What needs to be done
Skipping each picture, output the entries exactly as they stand below.

Collection entries
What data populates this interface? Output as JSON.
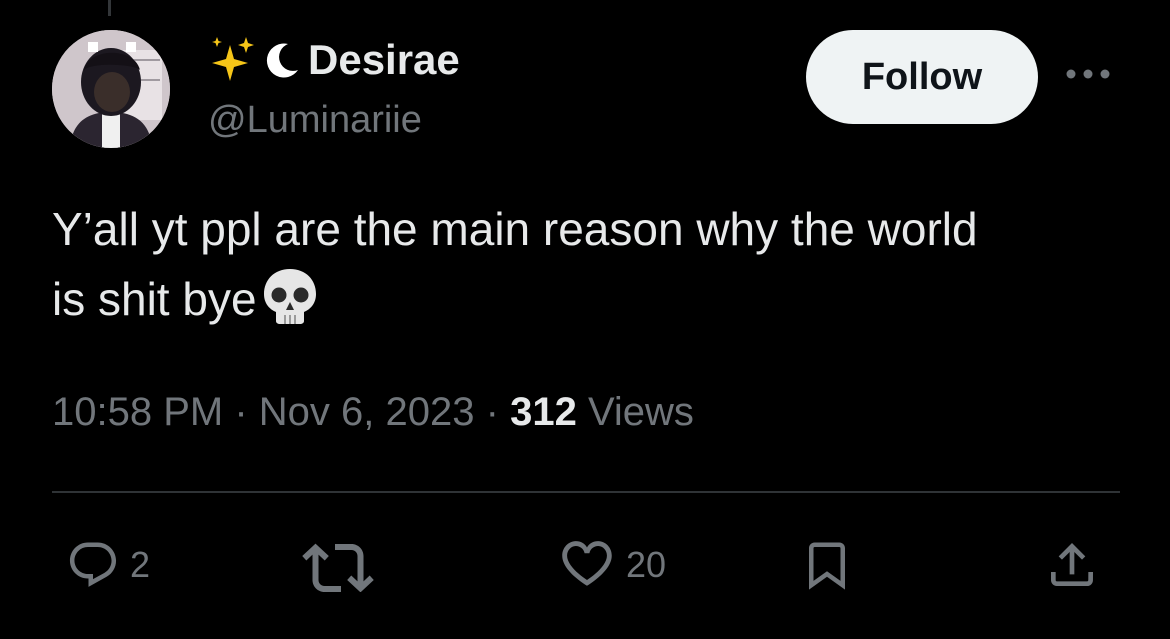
{
  "post": {
    "display_name": "Desirae",
    "handle": "@Luminariie",
    "follow_label": "Follow",
    "text_line1": "Y’all yt ppl are the main reason why the world",
    "text_line2": "is shit bye",
    "time": "10:58 PM",
    "date": "Nov 6, 2023",
    "separator": "·",
    "views_count": "312",
    "views_label": "Views"
  },
  "actions": {
    "replies": "2",
    "reposts": "",
    "likes": "20"
  },
  "icons": {
    "name_emoji_1": "sparkles-icon",
    "name_emoji_2": "crescent-moon-icon",
    "text_emoji": "skull-icon",
    "more": "more-icon",
    "reply": "reply-icon",
    "repost": "repost-icon",
    "like": "like-icon",
    "bookmark": "bookmark-icon",
    "share": "share-icon"
  },
  "colors": {
    "background": "#000000",
    "text": "#e7e9ea",
    "secondary": "#71767b",
    "follow_bg": "#eff3f4",
    "sparkle": "#f5c518"
  }
}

Result of this task
What data populates this interface? Output as JSON.
{
  "post": {
    "display_name": "Desirae",
    "handle": "@Luminariie",
    "follow_label": "Follow",
    "text_line1": "Y’all yt ppl are the main reason why the world",
    "text_line2": "is shit bye",
    "time": "10:58 PM",
    "date": "Nov 6, 2023",
    "separator": "·",
    "views_count": "312",
    "views_label": "Views"
  },
  "actions": {
    "replies": "2",
    "reposts": "",
    "likes": "20"
  },
  "icons": {
    "name_emoji_1": "sparkles-icon",
    "name_emoji_2": "crescent-moon-icon",
    "text_emoji": "skull-icon",
    "more": "more-icon",
    "reply": "reply-icon",
    "repost": "repost-icon",
    "like": "like-icon",
    "bookmark": "bookmark-icon",
    "share": "share-icon"
  },
  "colors": {
    "background": "#000000",
    "text": "#e7e9ea",
    "secondary": "#71767b",
    "follow_bg": "#eff3f4",
    "sparkle": "#f5c518"
  }
}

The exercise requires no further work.